0. Prerequisites

Software/hardware base is: Linux (Fedora 20) on Intel x86_64, using Nvidia graphics hardware and software. Ie, contemporary rendering and film production workstation.

Additional software is required on top of this base. For instance, g++ development environment, ffmpeg, opencv, openframeworks.080.

Make sure opencv is installed.

yum install -y opencv opencv-core opencv-devel opencv-python opencv-devel-docs

See OpenCV Configuration and Optimization Notes for more information about speeding up OpenCV on fedora.

1. Digitize selected episodes for processing with digital tools

Decrypt via makemkv.

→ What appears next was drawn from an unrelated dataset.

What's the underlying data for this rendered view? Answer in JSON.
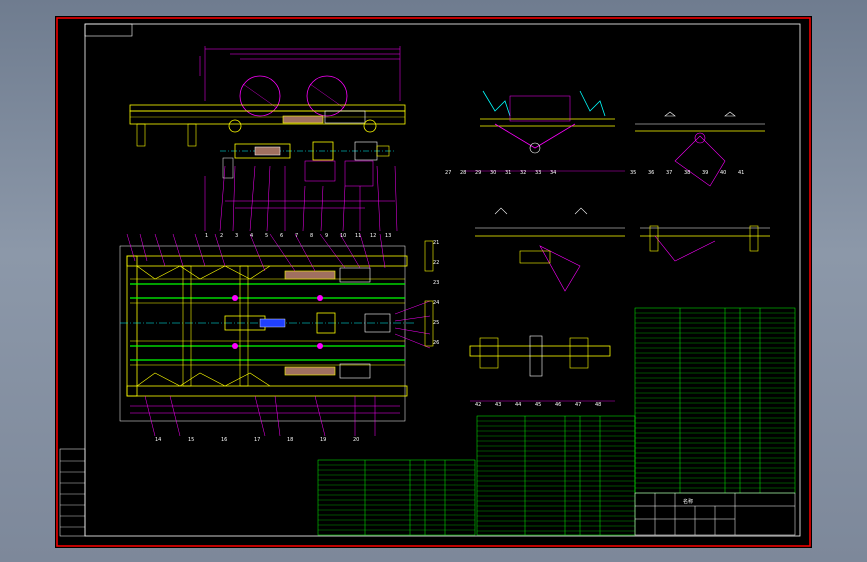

Compress to 3k constant rip with HandBrake.

Using 720p version of TOS in matroska media container. Downloaded SRT subtitles from fan sites. Media ends up being: 960×720, 24 frames a second.

2. Quantize each episode to a select number of frames.

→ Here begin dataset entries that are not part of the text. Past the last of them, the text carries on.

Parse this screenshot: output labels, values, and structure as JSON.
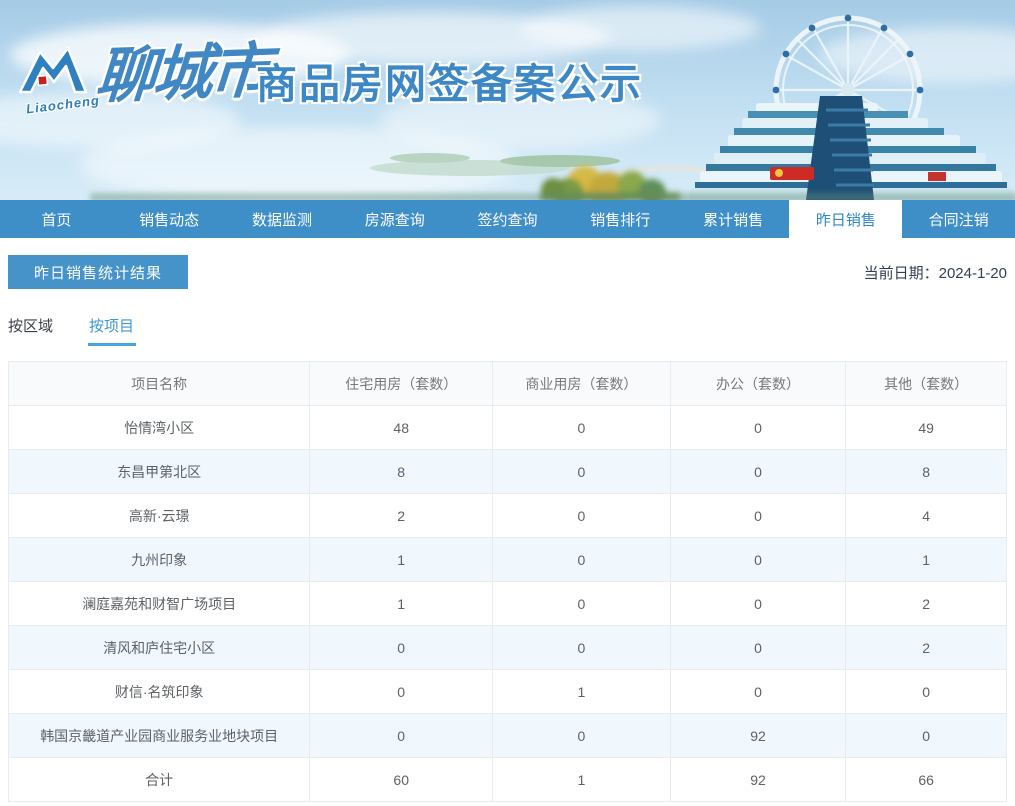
{
  "banner": {
    "logo_script": "Liaocheng",
    "brand_calligraphy": "聊城市",
    "site_title": "商品房网签备案公示"
  },
  "nav": {
    "items": [
      {
        "label": "首页",
        "active": false
      },
      {
        "label": "销售动态",
        "active": false
      },
      {
        "label": "数据监测",
        "active": false
      },
      {
        "label": "房源查询",
        "active": false
      },
      {
        "label": "签约查询",
        "active": false
      },
      {
        "label": "销售排行",
        "active": false
      },
      {
        "label": "累计销售",
        "active": false
      },
      {
        "label": "昨日销售",
        "active": true
      },
      {
        "label": "合同注销",
        "active": false
      }
    ]
  },
  "page": {
    "section_title": "昨日销售统计结果",
    "current_date": "当前日期：2024-1-20"
  },
  "tabs": [
    {
      "label": "按区域",
      "active": false
    },
    {
      "label": "按项目",
      "active": true
    }
  ],
  "table": {
    "headers": [
      "项目名称",
      "住宅用房（套数）",
      "商业用房（套数）",
      "办公（套数）",
      "其他（套数）"
    ],
    "rows": [
      [
        "怡情湾小区",
        "48",
        "0",
        "0",
        "49"
      ],
      [
        "东昌甲第北区",
        "8",
        "0",
        "0",
        "8"
      ],
      [
        "高新·云璟",
        "2",
        "0",
        "0",
        "4"
      ],
      [
        "九州印象",
        "1",
        "0",
        "0",
        "1"
      ],
      [
        "澜庭嘉苑和财智广场项目",
        "1",
        "0",
        "0",
        "2"
      ],
      [
        "清风和庐住宅小区",
        "0",
        "0",
        "0",
        "2"
      ],
      [
        "财信·名筑印象",
        "0",
        "1",
        "0",
        "0"
      ],
      [
        "韩国京畿道产业园商业服务业地块项目",
        "0",
        "0",
        "92",
        "0"
      ],
      [
        "合计",
        "60",
        "1",
        "92",
        "66"
      ]
    ]
  },
  "colors": {
    "nav_blue": "#3e8ec8",
    "badge_blue": "#4693ca",
    "tab_active_blue": "#3e97d3",
    "stripe_blue": "#f0f8fd",
    "brand_blue": "#3c87c6"
  }
}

Make sure ffmpeg is installed.

yum install -y ffmpeg ffmpeg-devel ffmpeg-libs


Sample math as follows. Assume a fifty minute show has 24 frames a second. That is:

50 minutes x 60 seconds in a minute x 24 frames a second == 72k total frames an episode.

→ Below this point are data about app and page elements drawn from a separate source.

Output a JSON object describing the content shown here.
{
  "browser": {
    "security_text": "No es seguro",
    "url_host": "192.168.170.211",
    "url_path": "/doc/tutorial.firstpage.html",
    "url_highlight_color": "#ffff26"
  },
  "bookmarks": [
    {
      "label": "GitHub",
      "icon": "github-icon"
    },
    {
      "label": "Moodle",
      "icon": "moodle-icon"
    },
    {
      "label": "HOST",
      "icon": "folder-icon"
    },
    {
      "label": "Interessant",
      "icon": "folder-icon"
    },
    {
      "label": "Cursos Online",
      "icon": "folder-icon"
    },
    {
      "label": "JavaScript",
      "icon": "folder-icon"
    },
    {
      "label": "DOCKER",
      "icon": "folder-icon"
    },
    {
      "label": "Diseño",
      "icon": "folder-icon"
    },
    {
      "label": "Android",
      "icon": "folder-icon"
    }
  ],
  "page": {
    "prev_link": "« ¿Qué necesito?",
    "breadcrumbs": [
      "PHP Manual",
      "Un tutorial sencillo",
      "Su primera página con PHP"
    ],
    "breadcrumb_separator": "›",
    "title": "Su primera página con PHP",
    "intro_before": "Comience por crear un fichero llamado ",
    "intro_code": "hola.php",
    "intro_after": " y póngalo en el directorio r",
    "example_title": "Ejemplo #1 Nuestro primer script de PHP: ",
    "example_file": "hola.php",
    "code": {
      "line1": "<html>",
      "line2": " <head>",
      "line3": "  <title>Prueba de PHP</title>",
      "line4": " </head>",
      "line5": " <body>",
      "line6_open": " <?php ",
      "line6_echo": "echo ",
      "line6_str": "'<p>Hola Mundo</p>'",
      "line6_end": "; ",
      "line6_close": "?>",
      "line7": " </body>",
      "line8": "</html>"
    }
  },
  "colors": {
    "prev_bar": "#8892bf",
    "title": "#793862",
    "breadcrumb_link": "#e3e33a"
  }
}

Assuming a one-frame-a-second sample resolution gives 3k frames for the total set of frames in TOS episode one. Use ffmpeg to create a thumbnail image ever X seconds of video. And set to one image every second.


mkdir $TMPDIR;
ffmpeg -i $1 -f image2 -vf fps=fps=1 ${TMPDIR}/out%4d.png;

3. Sort through frames and set aside twelve frames of Kirk faces, twelve frames of Spock faces.

This is used later, to train the facial recognition. Note: you definitely need hundreds and even thousands of positive samples for faces. In the case of faces you should consider all the race and age groups, emotions and perhaps beard styles.

For example, meet the Kirks.

And here are the Spocks.

In addition, this technique requires a negative set of images. These are images that are from the media source, but do not contain any of the faces that are going to be recognized. These are used to train the facial recognizer. Meet the non-K/S-faces.

4. Seed facial recognition with faces to recognize. Scan frames with facial recognition according to some input and expected result algorithm, and come up with edit lists that can be used to frames that are relevant to the character-pair.

Need either timecode or some other measure that can be dumped with an edit decision list or specific timecode marks. Some persistent data structure? Edits made.

5. Decompose episode into character-pair edit vids.

Use edit decision list or specific timecode marks, as above. Automate ffmpeg to make edits.

6. Store in wordpress container, one post per edit vid? Then with another post, tie together all of a single episode edit vids into one linked post?


There are both copyright risks and patent opportunities in this line of inquiry.

Production Notes:

How Netflix Reverse Engineered Hollywood, Alexis Madrigal, The Atlantic, 2014-01-02